►

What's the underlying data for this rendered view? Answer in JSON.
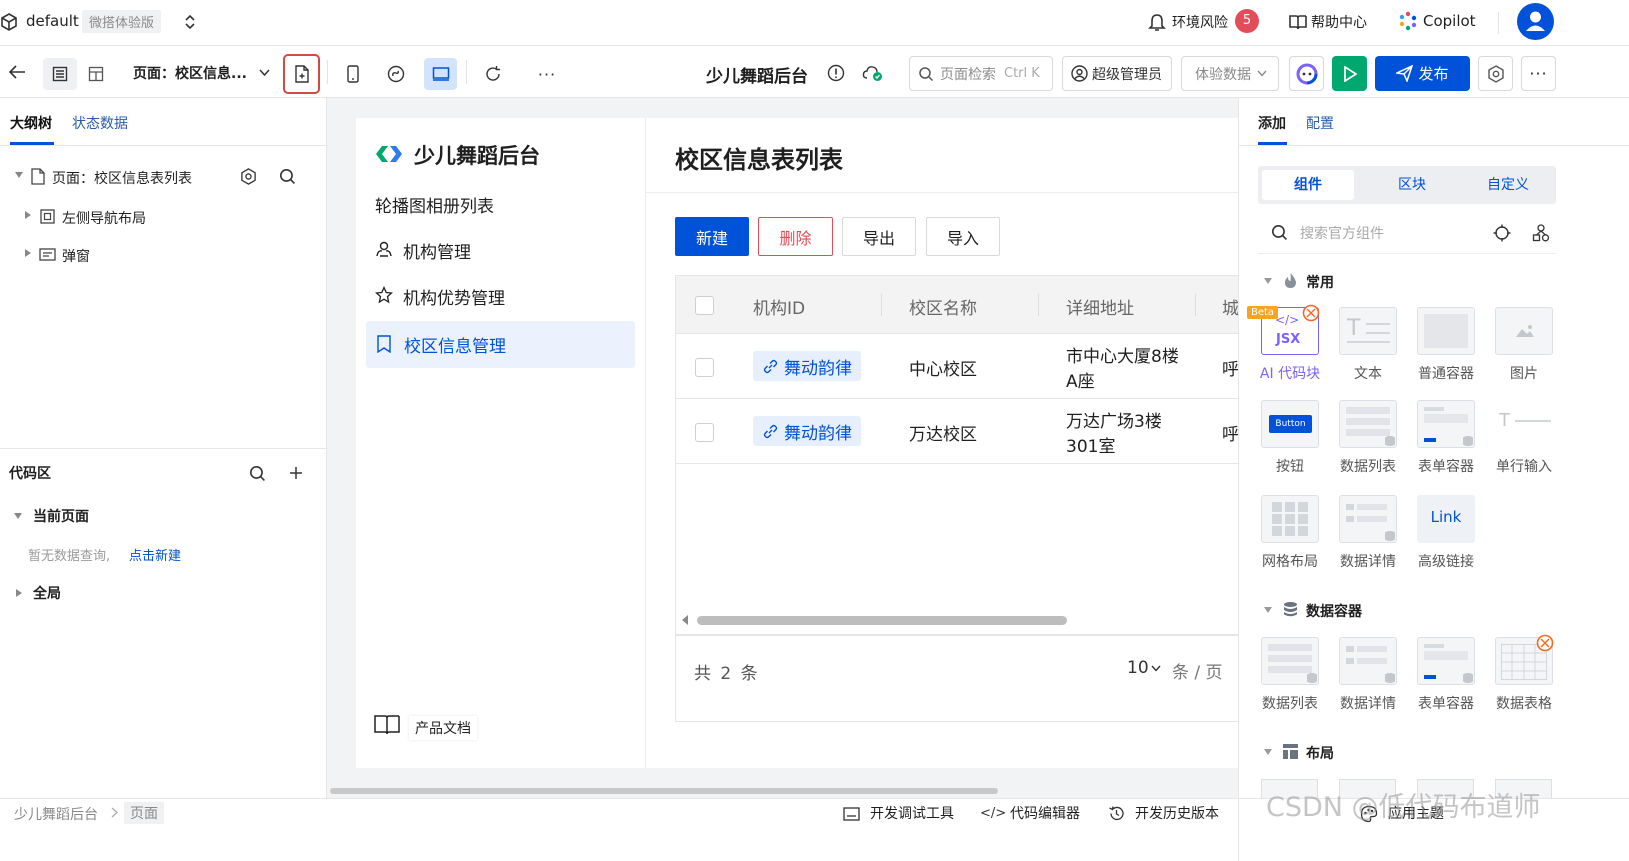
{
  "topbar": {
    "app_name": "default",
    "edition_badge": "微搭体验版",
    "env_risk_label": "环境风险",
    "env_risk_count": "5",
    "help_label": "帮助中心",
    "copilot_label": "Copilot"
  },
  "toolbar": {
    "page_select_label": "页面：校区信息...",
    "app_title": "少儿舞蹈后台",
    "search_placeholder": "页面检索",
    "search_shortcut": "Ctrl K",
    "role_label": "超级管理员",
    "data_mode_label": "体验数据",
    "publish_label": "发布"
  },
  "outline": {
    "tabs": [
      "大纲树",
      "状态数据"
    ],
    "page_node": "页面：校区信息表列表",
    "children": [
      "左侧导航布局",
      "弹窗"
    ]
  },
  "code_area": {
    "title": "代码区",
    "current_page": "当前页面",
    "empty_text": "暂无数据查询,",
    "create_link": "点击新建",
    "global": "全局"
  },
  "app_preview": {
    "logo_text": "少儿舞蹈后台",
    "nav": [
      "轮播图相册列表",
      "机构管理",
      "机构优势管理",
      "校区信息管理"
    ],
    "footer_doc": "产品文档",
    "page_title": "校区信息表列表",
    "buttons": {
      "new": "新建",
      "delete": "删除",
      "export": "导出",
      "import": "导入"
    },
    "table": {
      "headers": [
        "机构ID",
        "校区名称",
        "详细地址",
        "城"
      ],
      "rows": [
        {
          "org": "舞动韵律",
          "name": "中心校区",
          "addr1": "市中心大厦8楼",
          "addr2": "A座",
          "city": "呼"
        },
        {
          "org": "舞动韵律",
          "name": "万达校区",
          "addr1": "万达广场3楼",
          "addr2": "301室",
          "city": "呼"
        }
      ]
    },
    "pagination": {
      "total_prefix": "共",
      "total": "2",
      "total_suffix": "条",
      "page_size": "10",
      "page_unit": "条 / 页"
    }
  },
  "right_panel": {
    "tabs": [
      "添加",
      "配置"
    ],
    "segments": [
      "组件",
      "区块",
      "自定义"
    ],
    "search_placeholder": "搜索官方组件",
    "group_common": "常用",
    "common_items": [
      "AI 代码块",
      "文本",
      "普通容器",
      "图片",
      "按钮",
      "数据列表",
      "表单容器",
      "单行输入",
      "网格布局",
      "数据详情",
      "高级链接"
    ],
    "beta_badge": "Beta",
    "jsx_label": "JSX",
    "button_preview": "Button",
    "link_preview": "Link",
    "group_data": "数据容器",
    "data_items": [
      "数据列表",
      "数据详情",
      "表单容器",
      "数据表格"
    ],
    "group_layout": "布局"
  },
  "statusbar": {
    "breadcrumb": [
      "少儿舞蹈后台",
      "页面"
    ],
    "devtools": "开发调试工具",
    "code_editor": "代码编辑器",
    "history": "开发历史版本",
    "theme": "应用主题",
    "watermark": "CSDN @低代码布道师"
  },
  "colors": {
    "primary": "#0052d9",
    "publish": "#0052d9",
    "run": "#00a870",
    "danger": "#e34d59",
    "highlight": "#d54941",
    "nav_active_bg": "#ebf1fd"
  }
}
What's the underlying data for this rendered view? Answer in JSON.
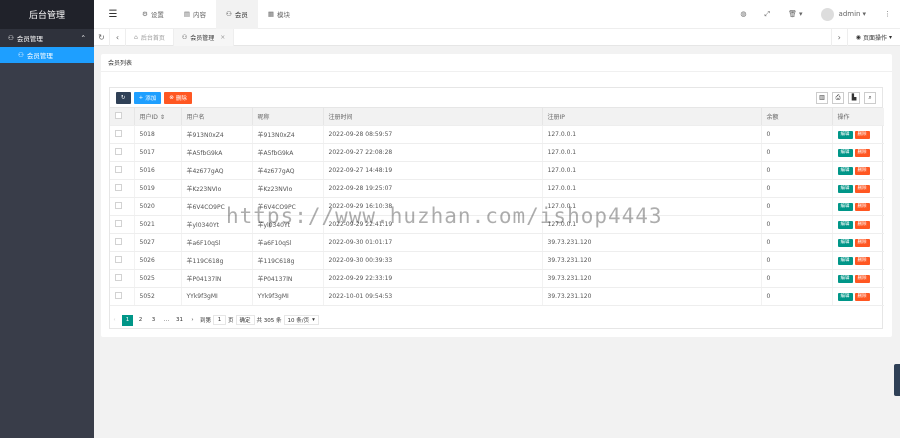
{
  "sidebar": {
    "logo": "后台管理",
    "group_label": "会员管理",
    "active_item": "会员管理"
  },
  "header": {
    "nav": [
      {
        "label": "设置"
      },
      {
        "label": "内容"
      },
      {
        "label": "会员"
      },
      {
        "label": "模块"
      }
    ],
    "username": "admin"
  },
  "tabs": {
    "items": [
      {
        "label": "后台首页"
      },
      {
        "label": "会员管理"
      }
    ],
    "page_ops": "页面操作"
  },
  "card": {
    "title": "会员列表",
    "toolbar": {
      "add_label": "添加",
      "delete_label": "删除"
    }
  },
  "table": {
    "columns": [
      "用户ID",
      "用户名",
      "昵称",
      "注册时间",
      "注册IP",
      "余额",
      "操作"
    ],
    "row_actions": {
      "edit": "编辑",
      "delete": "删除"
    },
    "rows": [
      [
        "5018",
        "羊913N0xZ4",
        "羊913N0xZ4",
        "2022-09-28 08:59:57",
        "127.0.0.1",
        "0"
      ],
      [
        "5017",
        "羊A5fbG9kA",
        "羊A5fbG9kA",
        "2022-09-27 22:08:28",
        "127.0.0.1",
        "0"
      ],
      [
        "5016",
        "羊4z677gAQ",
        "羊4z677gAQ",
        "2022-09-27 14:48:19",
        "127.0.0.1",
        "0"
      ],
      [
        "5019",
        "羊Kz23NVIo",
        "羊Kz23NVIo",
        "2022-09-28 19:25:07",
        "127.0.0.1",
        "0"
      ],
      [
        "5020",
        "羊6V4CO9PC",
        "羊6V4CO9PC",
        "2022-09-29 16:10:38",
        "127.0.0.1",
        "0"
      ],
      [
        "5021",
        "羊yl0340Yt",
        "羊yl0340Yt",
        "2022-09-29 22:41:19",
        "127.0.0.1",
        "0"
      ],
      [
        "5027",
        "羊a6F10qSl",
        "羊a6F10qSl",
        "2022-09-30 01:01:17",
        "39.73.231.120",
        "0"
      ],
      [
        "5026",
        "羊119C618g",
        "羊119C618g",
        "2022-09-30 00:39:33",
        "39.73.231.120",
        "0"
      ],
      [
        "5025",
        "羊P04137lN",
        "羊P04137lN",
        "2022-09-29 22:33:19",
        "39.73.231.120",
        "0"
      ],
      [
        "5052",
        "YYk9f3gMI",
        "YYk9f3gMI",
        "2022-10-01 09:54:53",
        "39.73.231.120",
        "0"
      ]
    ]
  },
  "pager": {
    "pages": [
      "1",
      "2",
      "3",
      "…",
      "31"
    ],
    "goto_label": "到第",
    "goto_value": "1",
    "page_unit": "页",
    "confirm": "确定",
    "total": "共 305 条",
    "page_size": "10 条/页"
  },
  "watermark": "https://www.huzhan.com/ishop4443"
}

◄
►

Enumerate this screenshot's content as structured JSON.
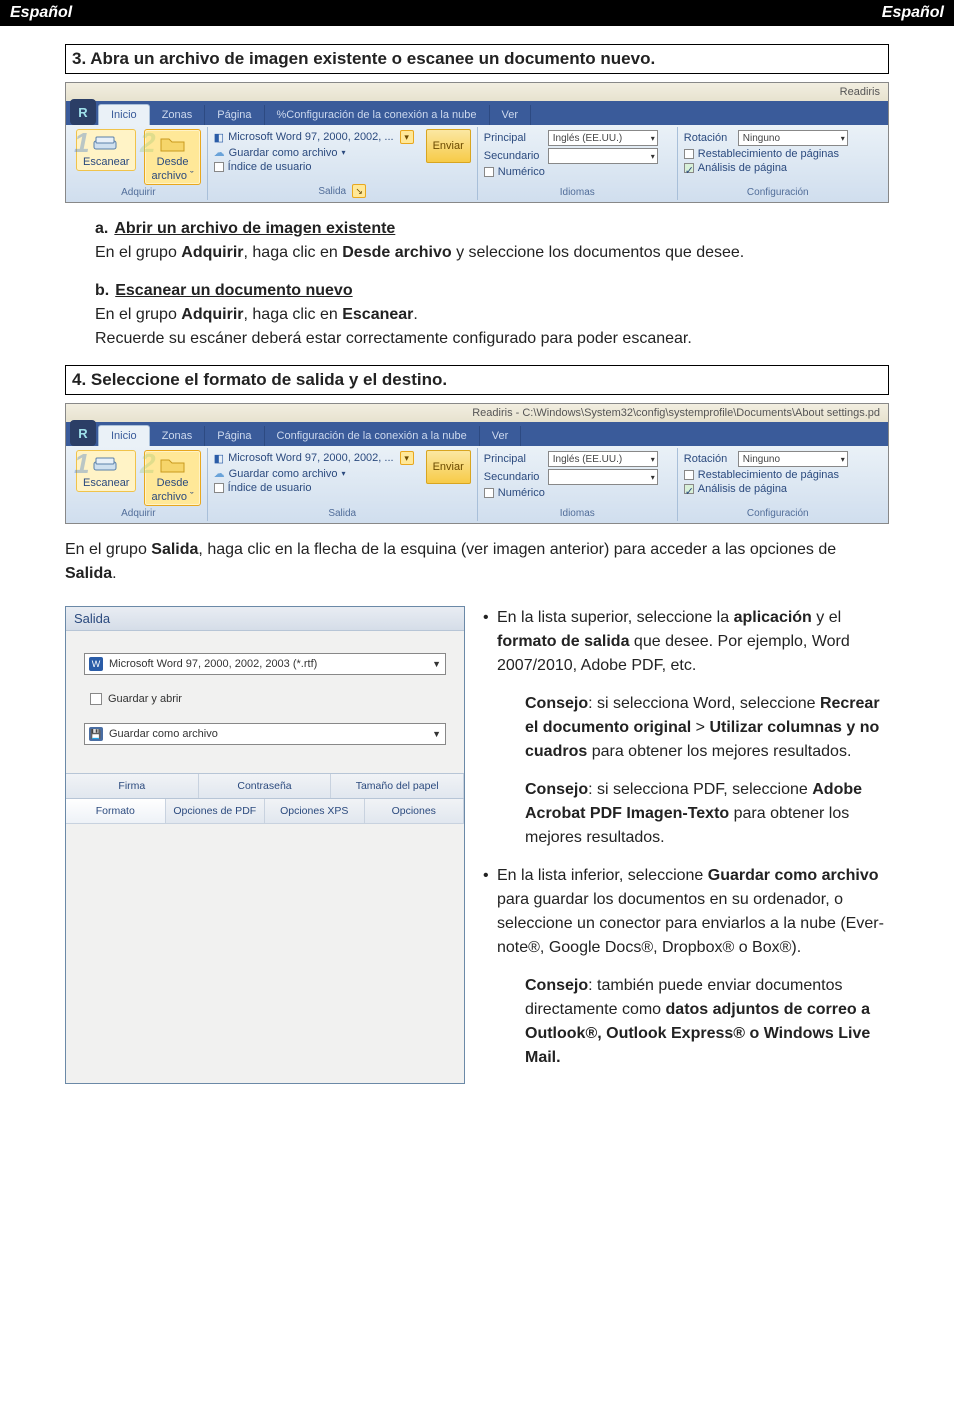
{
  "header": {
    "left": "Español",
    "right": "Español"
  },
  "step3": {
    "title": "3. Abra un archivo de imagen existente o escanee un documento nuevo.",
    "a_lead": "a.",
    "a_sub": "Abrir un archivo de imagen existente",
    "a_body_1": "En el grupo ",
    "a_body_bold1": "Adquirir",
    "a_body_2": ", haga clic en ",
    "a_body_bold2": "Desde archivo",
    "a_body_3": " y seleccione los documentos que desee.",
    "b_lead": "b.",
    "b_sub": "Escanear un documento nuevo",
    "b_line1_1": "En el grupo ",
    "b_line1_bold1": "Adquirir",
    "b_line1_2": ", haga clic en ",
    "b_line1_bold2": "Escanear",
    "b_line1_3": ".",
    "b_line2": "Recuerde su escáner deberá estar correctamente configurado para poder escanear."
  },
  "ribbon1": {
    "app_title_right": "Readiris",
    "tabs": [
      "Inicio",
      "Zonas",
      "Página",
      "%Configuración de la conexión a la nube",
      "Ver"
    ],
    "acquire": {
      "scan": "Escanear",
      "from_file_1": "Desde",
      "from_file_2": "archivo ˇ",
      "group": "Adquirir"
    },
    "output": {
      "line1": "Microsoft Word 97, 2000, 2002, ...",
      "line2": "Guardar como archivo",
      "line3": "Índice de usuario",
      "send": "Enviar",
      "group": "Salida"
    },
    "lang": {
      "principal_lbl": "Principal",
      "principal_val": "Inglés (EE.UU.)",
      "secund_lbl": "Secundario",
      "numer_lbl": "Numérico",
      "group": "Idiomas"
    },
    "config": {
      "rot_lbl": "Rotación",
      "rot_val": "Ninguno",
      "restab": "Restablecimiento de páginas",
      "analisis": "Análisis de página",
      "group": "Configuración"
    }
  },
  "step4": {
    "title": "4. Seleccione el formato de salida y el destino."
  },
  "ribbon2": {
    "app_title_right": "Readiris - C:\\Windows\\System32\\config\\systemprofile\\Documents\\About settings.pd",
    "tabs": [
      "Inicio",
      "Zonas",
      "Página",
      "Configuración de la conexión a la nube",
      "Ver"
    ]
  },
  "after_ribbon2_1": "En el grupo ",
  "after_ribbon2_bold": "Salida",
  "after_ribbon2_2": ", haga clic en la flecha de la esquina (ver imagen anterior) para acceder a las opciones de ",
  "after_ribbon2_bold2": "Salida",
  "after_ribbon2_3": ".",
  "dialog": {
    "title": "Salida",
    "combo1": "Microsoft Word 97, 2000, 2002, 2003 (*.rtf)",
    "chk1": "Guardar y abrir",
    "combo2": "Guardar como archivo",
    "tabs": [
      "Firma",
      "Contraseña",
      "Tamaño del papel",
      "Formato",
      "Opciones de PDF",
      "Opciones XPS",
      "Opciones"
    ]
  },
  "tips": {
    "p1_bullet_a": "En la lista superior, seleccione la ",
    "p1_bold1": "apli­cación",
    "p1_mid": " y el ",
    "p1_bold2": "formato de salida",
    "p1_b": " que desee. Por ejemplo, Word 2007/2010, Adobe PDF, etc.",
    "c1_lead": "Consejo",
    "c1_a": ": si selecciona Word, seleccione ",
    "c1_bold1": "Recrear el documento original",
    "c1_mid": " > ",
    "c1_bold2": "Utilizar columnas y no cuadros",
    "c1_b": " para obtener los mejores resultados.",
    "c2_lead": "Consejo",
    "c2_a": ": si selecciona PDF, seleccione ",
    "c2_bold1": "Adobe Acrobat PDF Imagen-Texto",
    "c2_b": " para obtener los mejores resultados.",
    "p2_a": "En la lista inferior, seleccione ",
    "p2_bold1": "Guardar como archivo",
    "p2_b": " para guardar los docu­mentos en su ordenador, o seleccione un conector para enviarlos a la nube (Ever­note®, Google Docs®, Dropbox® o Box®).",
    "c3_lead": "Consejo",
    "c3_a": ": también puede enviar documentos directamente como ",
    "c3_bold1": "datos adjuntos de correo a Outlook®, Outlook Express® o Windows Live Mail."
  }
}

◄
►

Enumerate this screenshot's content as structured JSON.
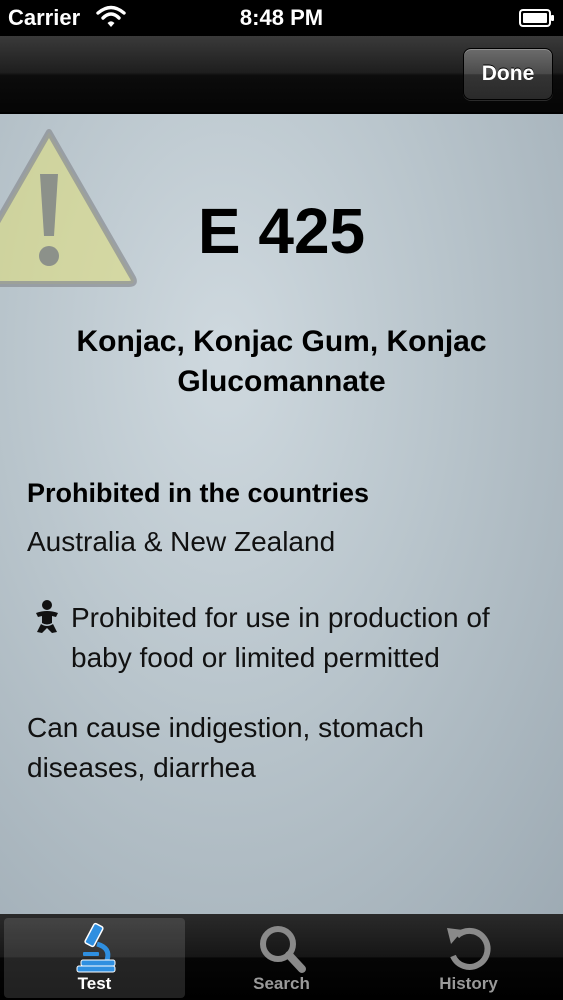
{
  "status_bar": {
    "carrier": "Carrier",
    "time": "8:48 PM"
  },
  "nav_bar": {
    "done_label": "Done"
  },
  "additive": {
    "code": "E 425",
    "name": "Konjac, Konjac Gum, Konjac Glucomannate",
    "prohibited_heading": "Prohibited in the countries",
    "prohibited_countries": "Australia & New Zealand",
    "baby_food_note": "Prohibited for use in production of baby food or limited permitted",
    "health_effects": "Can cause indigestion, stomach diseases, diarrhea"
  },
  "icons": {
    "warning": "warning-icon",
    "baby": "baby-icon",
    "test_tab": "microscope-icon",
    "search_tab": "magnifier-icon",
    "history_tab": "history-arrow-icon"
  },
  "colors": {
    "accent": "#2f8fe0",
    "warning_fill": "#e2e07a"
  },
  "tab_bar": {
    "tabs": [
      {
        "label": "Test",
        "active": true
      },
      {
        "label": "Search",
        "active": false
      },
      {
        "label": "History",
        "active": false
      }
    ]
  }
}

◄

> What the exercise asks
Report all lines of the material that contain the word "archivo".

> Exercise response
    "title": "3. Abra un archivo de imagen existente o escanee un documento nuevo.",
    "a_sub": "Abrir un archivo de imagen existente",
    "a_body_bold2": "Desde archivo",
      "from_file_2": "archivo ˇ",
      "line2": "Guardar como archivo",
    "combo2": "Guardar como archivo",
    "p2_bold1": "Guardar como archivo",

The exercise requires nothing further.